An operations and management plan describes how the business functions daily — its logistics, organization, assigned tasks within the company, and capital and expense requirements. To further solidify her case for the general counsel position, Norris proposed the creation of formal legal processes.
“Because Cypress was a manufacturing company, we implemented written procedures (“specs”) to comply with ISO standards. It was a core company value that all employees ‘follow the spec or change it,’” Norris explains. “The legal department started to identify and document key processes within our function, and create formal written specifications.”
At the time, this groundbreaking plan bolstered the leadership’s confidence in her. “This seems rather intuitive now, because I think that documenting formal legal procedures is something that many companies do, but at the time it was not so common in technology companies in the valley and greatly appealed to the Cypress CEO and management.”
Of course, financial data is the backbone of any business plan, especially in the planning stage. Through her research and data analysis Norris successfully demonstrated to the Cypress CEO and management that she would be able to control Cypress’ spending and decrease the risk of non-compliance.
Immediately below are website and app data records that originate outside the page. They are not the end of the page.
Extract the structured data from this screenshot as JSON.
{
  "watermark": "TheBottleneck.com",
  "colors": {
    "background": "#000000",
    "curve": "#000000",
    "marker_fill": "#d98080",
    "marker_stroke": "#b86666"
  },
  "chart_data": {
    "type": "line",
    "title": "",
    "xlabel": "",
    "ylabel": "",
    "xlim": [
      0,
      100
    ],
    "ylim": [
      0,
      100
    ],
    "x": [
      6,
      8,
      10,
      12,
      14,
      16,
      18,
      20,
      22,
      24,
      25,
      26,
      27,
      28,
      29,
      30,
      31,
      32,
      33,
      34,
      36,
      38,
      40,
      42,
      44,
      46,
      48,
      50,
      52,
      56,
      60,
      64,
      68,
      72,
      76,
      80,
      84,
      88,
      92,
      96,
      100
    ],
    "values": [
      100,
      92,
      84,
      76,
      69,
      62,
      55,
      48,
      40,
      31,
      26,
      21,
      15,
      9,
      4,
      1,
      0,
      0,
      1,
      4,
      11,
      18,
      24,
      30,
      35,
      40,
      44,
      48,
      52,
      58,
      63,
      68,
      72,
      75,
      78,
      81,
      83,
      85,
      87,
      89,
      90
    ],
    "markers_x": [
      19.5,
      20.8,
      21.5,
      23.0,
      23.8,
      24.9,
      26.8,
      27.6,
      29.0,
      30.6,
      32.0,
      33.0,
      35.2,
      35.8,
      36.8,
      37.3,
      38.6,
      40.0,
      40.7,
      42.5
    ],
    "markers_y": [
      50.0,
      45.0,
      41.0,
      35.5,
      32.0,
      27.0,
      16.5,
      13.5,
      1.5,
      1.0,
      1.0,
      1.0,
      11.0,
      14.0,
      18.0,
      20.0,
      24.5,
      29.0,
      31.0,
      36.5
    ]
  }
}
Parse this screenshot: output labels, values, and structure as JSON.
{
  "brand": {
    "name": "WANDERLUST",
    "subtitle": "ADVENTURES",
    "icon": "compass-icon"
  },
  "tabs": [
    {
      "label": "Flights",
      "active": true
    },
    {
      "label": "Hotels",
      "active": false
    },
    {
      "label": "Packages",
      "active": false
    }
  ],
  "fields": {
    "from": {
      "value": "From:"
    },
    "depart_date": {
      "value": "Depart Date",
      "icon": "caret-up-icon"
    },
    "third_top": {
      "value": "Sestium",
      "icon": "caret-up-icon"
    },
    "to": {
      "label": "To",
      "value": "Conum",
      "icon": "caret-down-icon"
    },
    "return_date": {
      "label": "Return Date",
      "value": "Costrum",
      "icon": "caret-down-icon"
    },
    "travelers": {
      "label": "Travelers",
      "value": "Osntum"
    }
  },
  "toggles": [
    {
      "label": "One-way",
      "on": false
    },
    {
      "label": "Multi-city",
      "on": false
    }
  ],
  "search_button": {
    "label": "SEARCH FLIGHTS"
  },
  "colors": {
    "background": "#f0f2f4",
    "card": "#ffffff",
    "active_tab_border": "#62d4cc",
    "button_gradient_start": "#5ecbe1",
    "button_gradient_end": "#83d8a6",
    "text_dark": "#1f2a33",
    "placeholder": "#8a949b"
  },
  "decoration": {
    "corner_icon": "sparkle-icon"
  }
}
Norris’ business plan was a success. With the CEO’s approval, Norris was eventually promoted to vice president of Legal Affairs and appointed secretary of the board of directors. She hired two direct reports to oversee the company’s most critical areas, IP and corporate securities.
Norris observes, “Going through the exercise of writing a business plan proved to be very useful. Not only did I get a greater understanding of Cypress’ business and needs, but doing so also allowed me to be more effective in my roles with the company and the board of directors.” Norris’ success is a great example of how business plans can be used for more than just starting a business. Creating a business plan for your next big career move can help both you and your target company understand how you would be a valuable, impactful addition.
Going through the seven steps of developing a business plan can also help you evaluate and understand how the change will impact your own life. Take it from Laura Lee Norris — whether you’re starting a new business or trying to make a huge career move, a solid business plan is the answer.
This article was originally published by the Association of Corporate Counsel (ACC) Docket.